• We need more involvement in the natural world to balance the increasing utilization of high-tech in our lives.
• We must open to the Vitamin N connection which promises to enhance our physical and mental health.
• Relying on both technology and nature we will develop the hybrid mind and the increase in our intelligence, creative thinking, and productivity.
• Human/nature social capital will enrich and deepen our appreciation for community which includes all living things.
• Natural history will become as important as regional or personal identity as we develop our devotion for purposeful places.
• Nature will be incorporated through biophilic design into our homes, workplaces, and towns.
• Conserving and creating natural habitat and new economic potential will be the outcomes of the high performance human.
Since Last Child in the Woods was published, the first de-natured generation has entered adulthood. Louv is concerned about the rise of a new mythology of technology emphasizing the coming "transhuman" or "posthuman" era where there is little love or empathy for the natural world. The author doesn't have to worry about these developments given the treasure-trove of material he shares about the diversity of the nature principle. Here are just a few of the many mind-stretching ideas, trends, theories, and developments covered in the book:
• A scientist has coined the term "solastalgia" to refer to the pain we experience when we withdraw from a natural place we love and cherish.
• Many health-care facilities are using nature-based therapy, green exercise, and animal-assisted therapies to treat people with myriad health problems.
• "Woodland therapy" and "care farming" are taking root in many countries.
• Families and friendships experience deeper bonding through shared times in nature.
• A backyard revolution is brewing with gardens and biodiversity.

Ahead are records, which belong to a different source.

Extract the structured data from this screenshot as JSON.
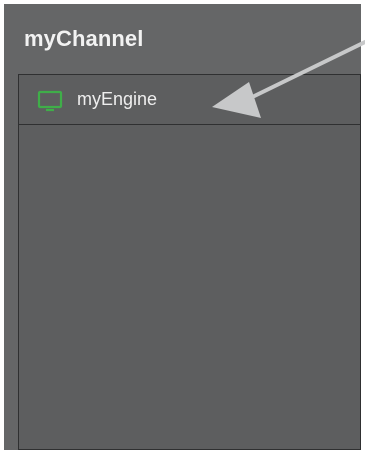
{
  "channel": {
    "title": "myChannel"
  },
  "engines": [
    {
      "label": "myEngine",
      "icon": "monitor-icon"
    }
  ],
  "colors": {
    "background": "#656667",
    "panel": "#5d5e5f",
    "border": "#2f3031",
    "text": "#eeeeee",
    "icon": "#3fae49",
    "arrow": "#c7c8c9"
  }
}
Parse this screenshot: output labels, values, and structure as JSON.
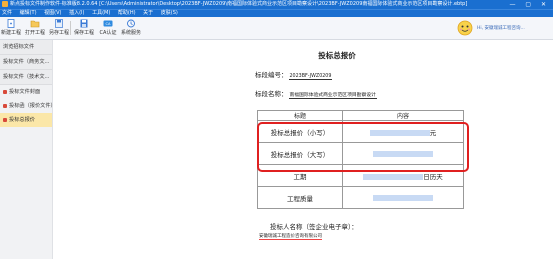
{
  "titlebar": {
    "text": "新点投标文件制作软件-标准版8.2.0.64  [C:\\Users\\Administrator\\Desktop\\2023BF-JWZ0209\\南福国际体验式商业示范区项目勘察设计\\2023BF-JWZ0209南福国际体验式商业示范区项目勘察设计.ebtp]",
    "window_controls": "— ▢ ✕"
  },
  "menubar": {
    "items": [
      "文件",
      "编辑(T)",
      "视图(V)",
      "插入(I)",
      "工具(M)",
      "帮助(H)",
      "关于",
      "皮肤(S)"
    ]
  },
  "toolbar": {
    "buttons": [
      {
        "label": "新建工程"
      },
      {
        "label": "打开工程"
      },
      {
        "label": "另存工程"
      },
      {
        "label": "保存工程"
      },
      {
        "label": "CA认证"
      },
      {
        "label": "系统服务"
      }
    ],
    "user_label": "Hi, 安徽瑞诚工程咨询..."
  },
  "sidebar": {
    "groups": [
      {
        "label": "浏览招标文件"
      },
      {
        "label": "投标文件（商务文..."
      },
      {
        "label": "投标文件（技术文..."
      }
    ],
    "items": [
      {
        "label": "投标文件封面"
      },
      {
        "label": "投标函（报价文件）"
      },
      {
        "label": "投标总报价"
      }
    ]
  },
  "document": {
    "title": "投标总报价",
    "section_number_label": "标段编号：",
    "section_number_value": "2023BF-JWZ0209",
    "section_name_label": "标段名称：",
    "section_name_value": "南福国际体验式商业示范区项目勘察设计",
    "table": {
      "header_title": "标题",
      "header_content": "内容",
      "rows": [
        {
          "title": "投标总报价（小写）",
          "suffix": "元"
        },
        {
          "title": "投标总报价（大写）",
          "suffix": ""
        },
        {
          "title": "工期",
          "suffix": "日历天"
        },
        {
          "title": "工程质量",
          "suffix": ""
        }
      ]
    },
    "bidder_label": "投标人名称（签企业电子章）：",
    "bidder_value": "安徽瑞诚工程造价咨询有限公司"
  },
  "colors": {
    "titlebar_bg": "#1a6fd0",
    "highlight_border": "#e02020",
    "active_item_bg": "#fbe7a8",
    "input_fill": "#c8daf4"
  }
}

• In Portland, Oregon, elected officials, public agencies and voters have quietly accepted a new re-wilding paradigm of nature in the city.
• Urban agriculture is a growing phenomenon.